New Jersey Joins Majority of Courts Holding That Anti-Assignment Clauses Do Not Apply After a LossMarch 23, 2017 |
The New Jersey Supreme Court, joining the majority of courts, has ruled that an anti-assignment clause in an “occurrence” insurance policy did not bar the assignment of a post-loss claim even if the claim had not been reduced to a money judgment.
Givaudan Fragrances Corporation faced liability as a result of environmental contamination from a manufacturing site that a related corporate entity operated in a facility in Clifton, New Jersey, from the 1960s through 1990. It sought to obtain insurance coverage for those environmental claims from insurance companies that, it contended, had written primary, excess, or umbrella liability insurance policies for Givaudan Corporation during those years.
Givaudan Fragrances Corporation argued, among other things, that it was entitled to have the insurers provide it with coverage for that environmental liability by operation of an assignment of rights in its favor.
The insurers contended that they had insured Givaudan Corporation as their named insured, not Givaudan Fragrances Corporation.

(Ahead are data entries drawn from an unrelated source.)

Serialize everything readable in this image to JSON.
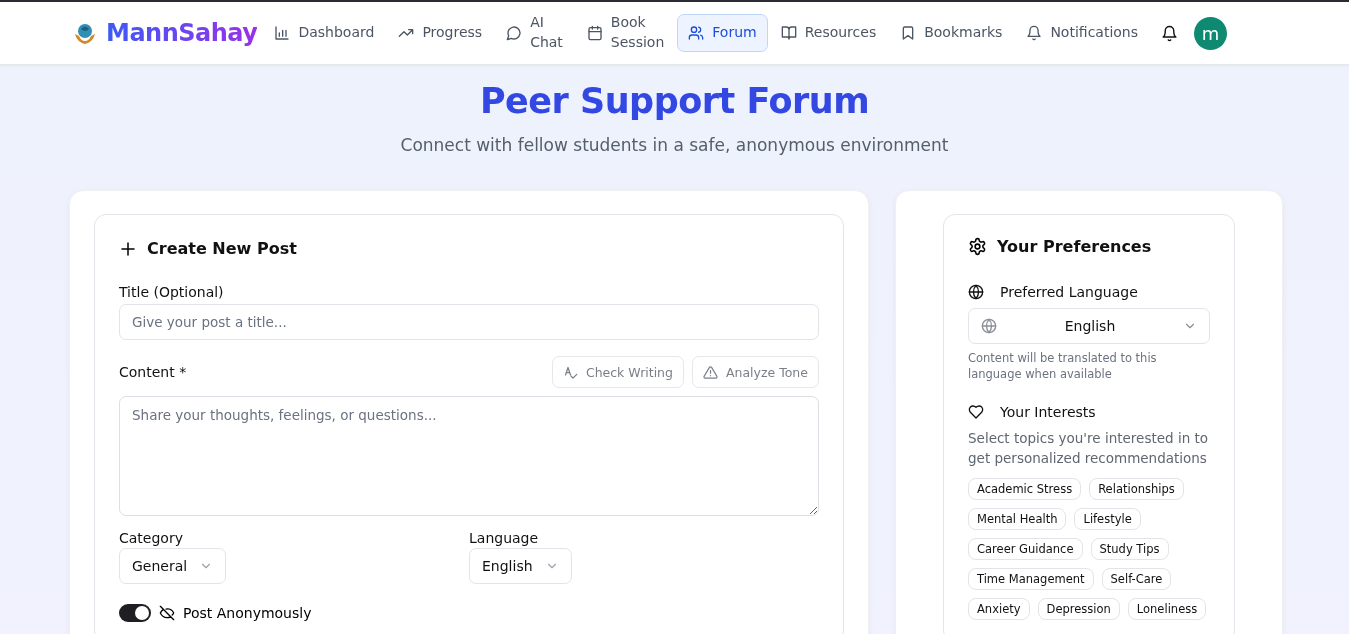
{
  "brand": {
    "name": "MannSahay"
  },
  "nav": [
    {
      "label": "Dashboard",
      "selected": false
    },
    {
      "label": "Progress",
      "selected": false
    },
    {
      "label": "AI Chat",
      "selected": false
    },
    {
      "label": "Book Session",
      "selected": false
    },
    {
      "label": "Forum",
      "selected": true
    },
    {
      "label": "Resources",
      "selected": false
    },
    {
      "label": "Bookmarks",
      "selected": false
    },
    {
      "label": "Notifications",
      "selected": false
    }
  ],
  "avatar": {
    "initial": "m"
  },
  "page": {
    "title": "Peer Support Forum",
    "subtitle": "Connect with fellow students in a safe, anonymous environment"
  },
  "create_post": {
    "heading": "Create New Post",
    "title_label": "Title (Optional)",
    "title_placeholder": "Give your post a title...",
    "content_label": "Content *",
    "tools": [
      "Check Writing",
      "Analyze Tone"
    ],
    "content_placeholder": "Share your thoughts, feelings, or questions...",
    "category_label": "Category",
    "category_value": "General",
    "language_label": "Language",
    "language_value": "English",
    "anonymous": {
      "label": "Post Anonymously",
      "on": true
    }
  },
  "preferences": {
    "heading": "Your Preferences",
    "language_label": "Preferred Language",
    "language_value": "English",
    "language_note": "Content will be translated to this language when available",
    "interests_label": "Your Interests",
    "interests_note": "Select topics you're interested in to get personalized recommendations",
    "topics": [
      {
        "label": "Academic Stress",
        "selected": false
      },
      {
        "label": "Relationships",
        "selected": false
      },
      {
        "label": "Mental Health",
        "selected": false
      },
      {
        "label": "Lifestyle",
        "selected": false
      },
      {
        "label": "Career Guidance",
        "selected": false
      },
      {
        "label": "Study Tips",
        "selected": false
      },
      {
        "label": "Time Management",
        "selected": false
      },
      {
        "label": "Self-Care",
        "selected": false
      },
      {
        "label": "Anxiety",
        "selected": false
      },
      {
        "label": "Depression",
        "selected": false
      },
      {
        "label": "Loneliness",
        "selected": false
      }
    ]
  }
}
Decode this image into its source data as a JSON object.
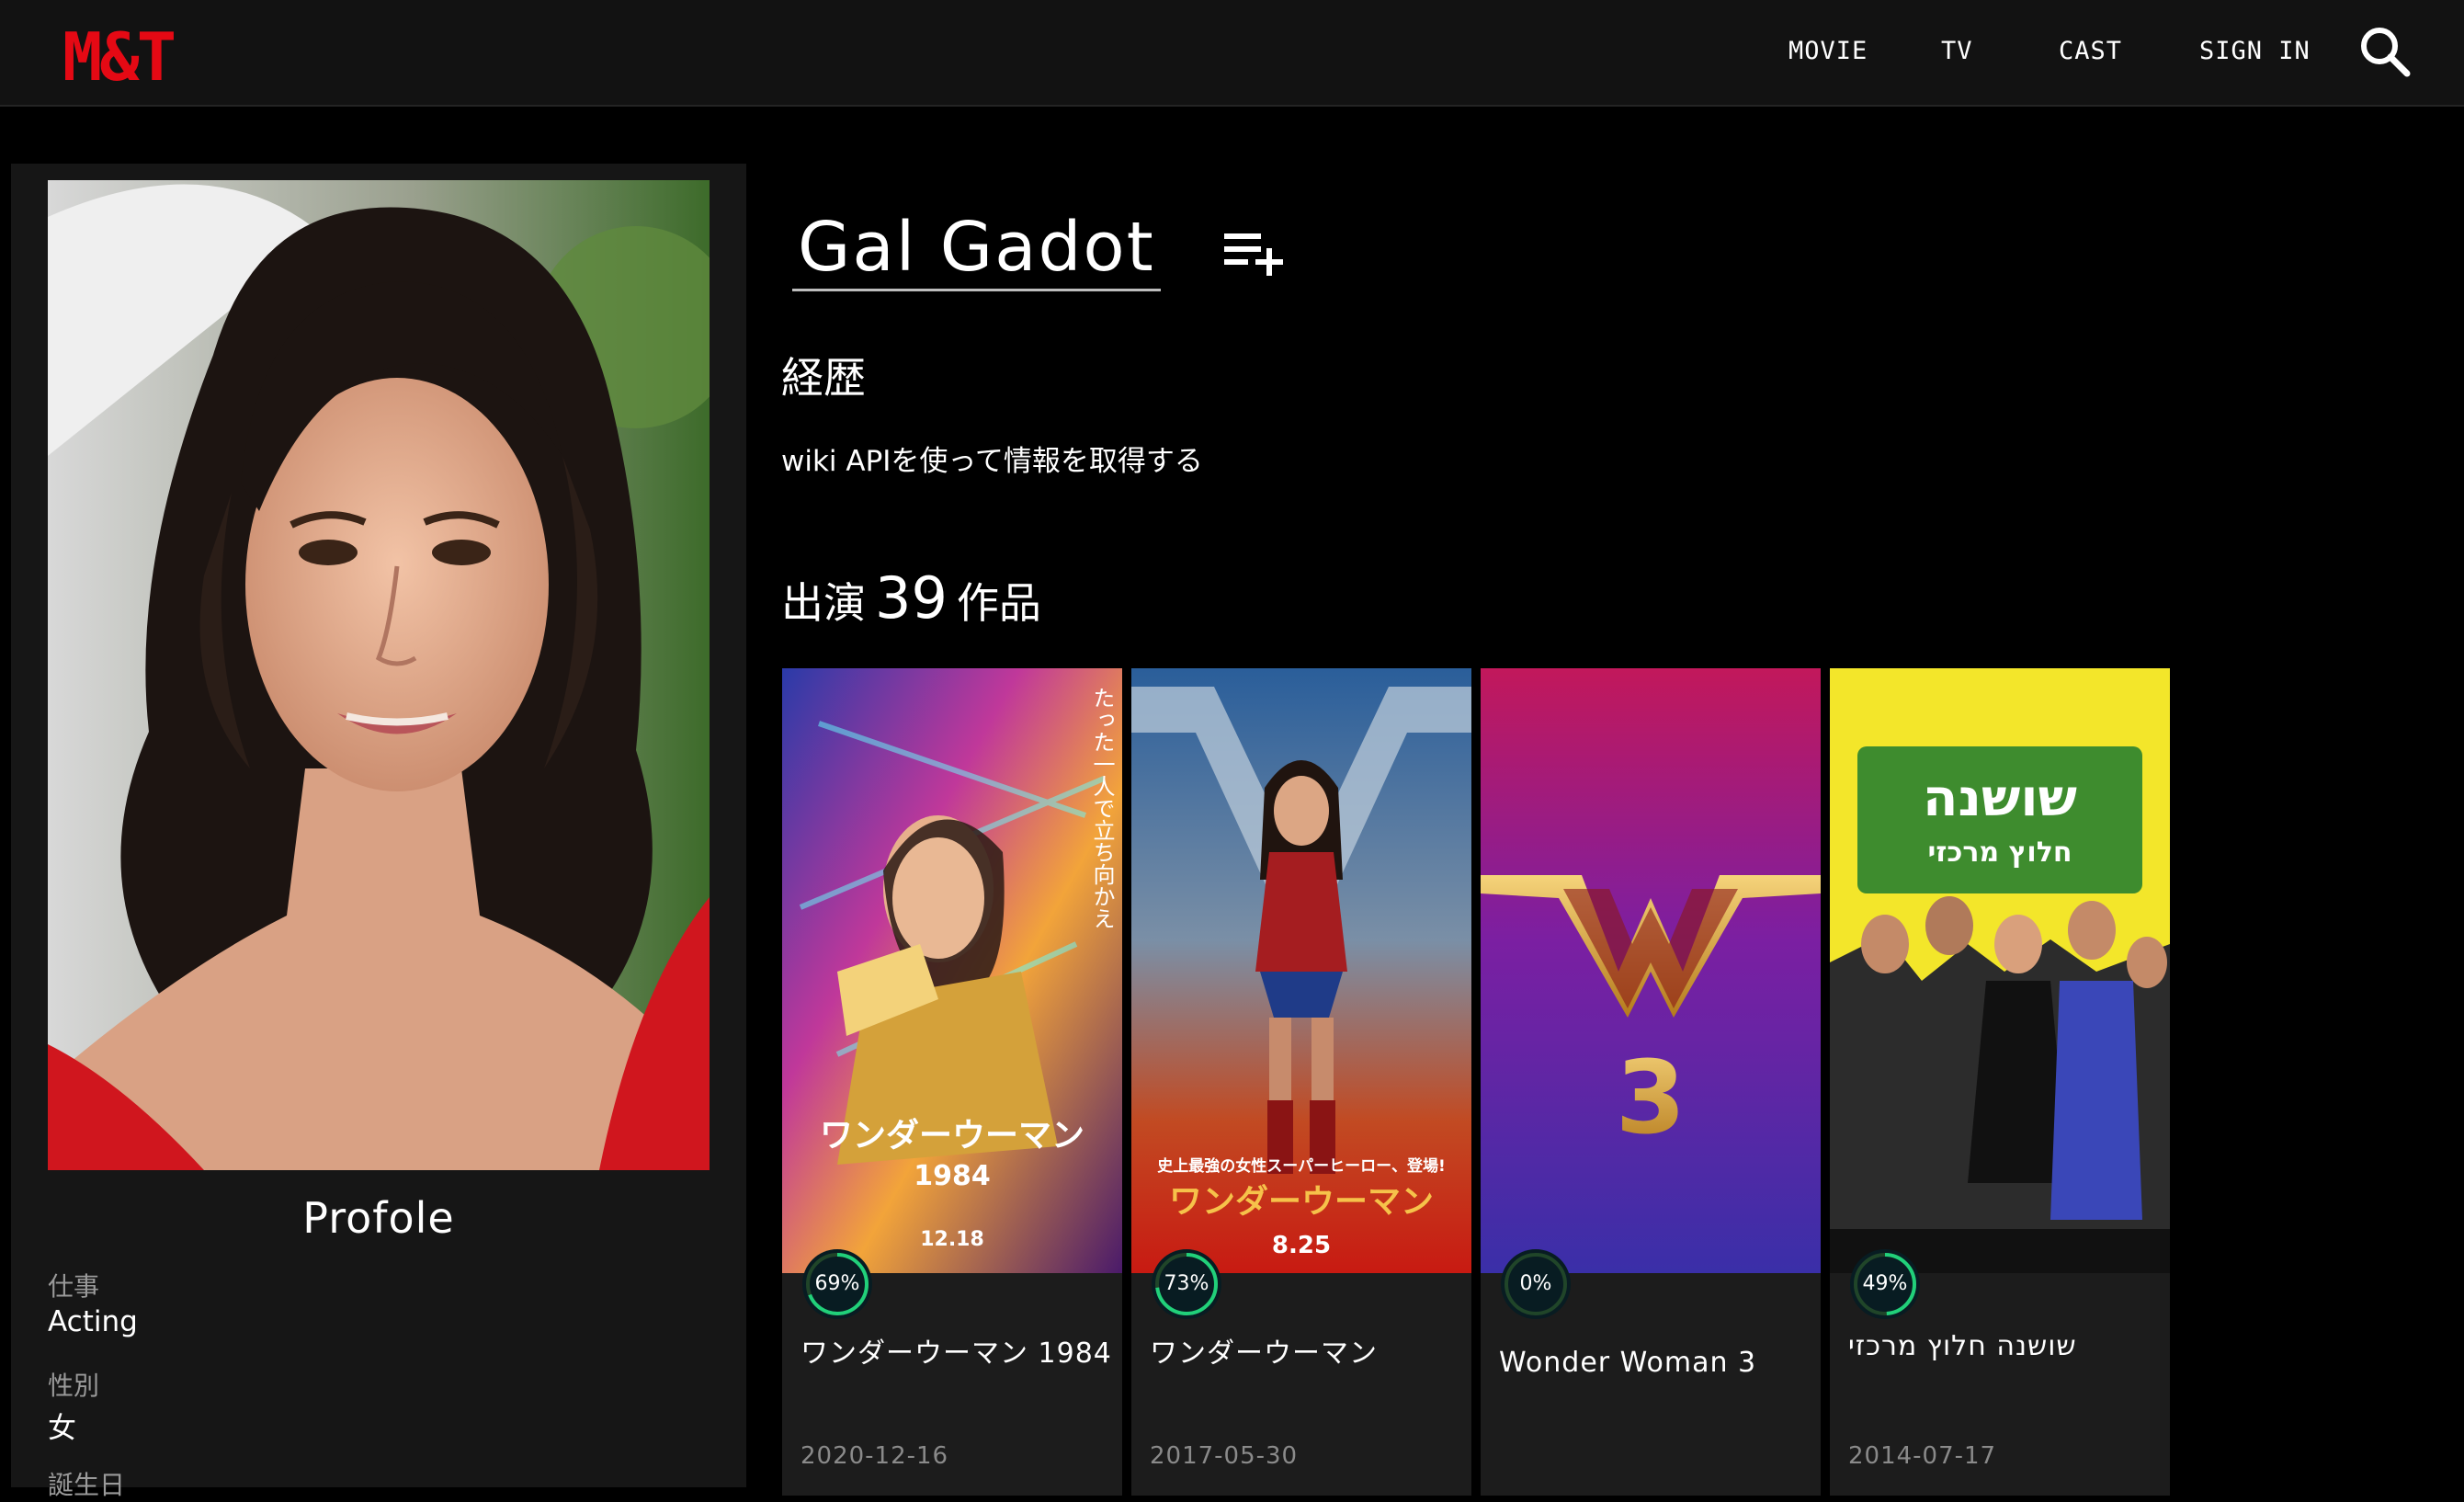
{
  "app": {
    "logo": "M&T"
  },
  "nav": {
    "items": [
      "MOVIE",
      "TV",
      "CAST",
      "SIGN IN"
    ]
  },
  "profile": {
    "heading": "Profole",
    "fields": [
      {
        "label": "仕事",
        "value": "Acting"
      },
      {
        "label": "性別",
        "value": "女"
      },
      {
        "label": "誕生日",
        "value": ""
      }
    ]
  },
  "person": {
    "name": "Gal Gadot",
    "bio_heading": "経歴",
    "bio_text": "wiki APIを使って情報を取得する",
    "credits_prefix": "出演",
    "credits_count": "39",
    "credits_suffix": "作品"
  },
  "credits": [
    {
      "title": "ワンダーウーマン 1984",
      "date": "2020-12-16",
      "score_label": "69%",
      "score": 69
    },
    {
      "title": "ワンダーウーマン",
      "date": "2017-05-30",
      "score_label": "73%",
      "score": 73
    },
    {
      "title": "Wonder Woman 3",
      "date": "",
      "score_label": "0%",
      "score": 0
    },
    {
      "title": "שושנה חלוץ מרכזי",
      "date": "2014-07-17",
      "score_label": "49%",
      "score": 49
    }
  ],
  "posters": [
    {
      "caption": "ワンダーウーマン",
      "sub": "1984",
      "tag": "12.18",
      "vertical": "たった一人で立ち向かえ",
      "icon": "wonder-woman-1984-poster"
    },
    {
      "caption": "ワンダーウーマン",
      "sub": "",
      "tag": "8.25",
      "vertical": "史上最強の女性スーパーヒーロー、登場!",
      "icon": "wonder-woman-poster"
    },
    {
      "caption": "",
      "sub": "",
      "tag": "3",
      "vertical": "",
      "icon": "wonder-woman-3-poster"
    },
    {
      "caption": "שושנה",
      "sub": "חלוץ מרכזי",
      "tag": "",
      "vertical": "",
      "icon": "shoshana-poster"
    }
  ],
  "colors": {
    "logo": "#e50914",
    "score_ring": "#21d07a",
    "score_track": "#204529"
  }
}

They also asserted that any assignment to Givaudan Fragrances Corporation was invalid because they had not consented to the assignment – and that their consent was required for a valid assignment according to the language of the insurance policies.
After coverage litigation ensued, a New Jersey trial court ruled in favor of the insurers.
An appellate court reversed, and the dispute reached the New Jersey Supreme Court.
The New Jersey Supreme Court’s Decision
The New Jersey Supreme Court affirmed the Appellate Court’s ruling.
In its decision, the court pointed out that the majority rule in the United States was that a provision that prohibited the assignment of an insurance policy, or that required an insurer’s consent to such an assignment, was void as applied to an assignment made after a loss covered by the policy had occurred.
The court added that the majority rule was an “exception to the general principle that parties to a contract may freely limit assignment of their contractual rights.”
It then adopted the majority position and ruled that an anti-assignment clause in an “occurrence” insurance policy was “not a barrier to the post-loss assignment of a claim.” The court reasoned that post-loss assignments do not further the purpose of the anti-assignment clause, which is to protect the insurer from increased liability, because the insurer’s risk cannot be increased by a change in the insured’s identity. The court noted that the assignment at issue was a post-loss claim assignment, not a post-loss policy assignment, and did not alter the insured’s obligation to indemnify a loss that already happened. The court explained that the loss was “no more, and no less, a result of” the assignment.
The court was not persuaded by the insurers’ contentions that it should not adopt that rule where claims stemmed from an environmental contamination, or where claims had not been reduced to judgment. The court found that post-loss assignment of environmental claims should not be treated any differently than any other chose in action.
As a result, the court held that an anti-assignment clause could not be applied to bar a post-loss assignment of a claim.
The case is Givaudan Fragrances Corp. v. Aetna Cas. & Sur. Co., 151 A.3d 576 (N.J. 2017).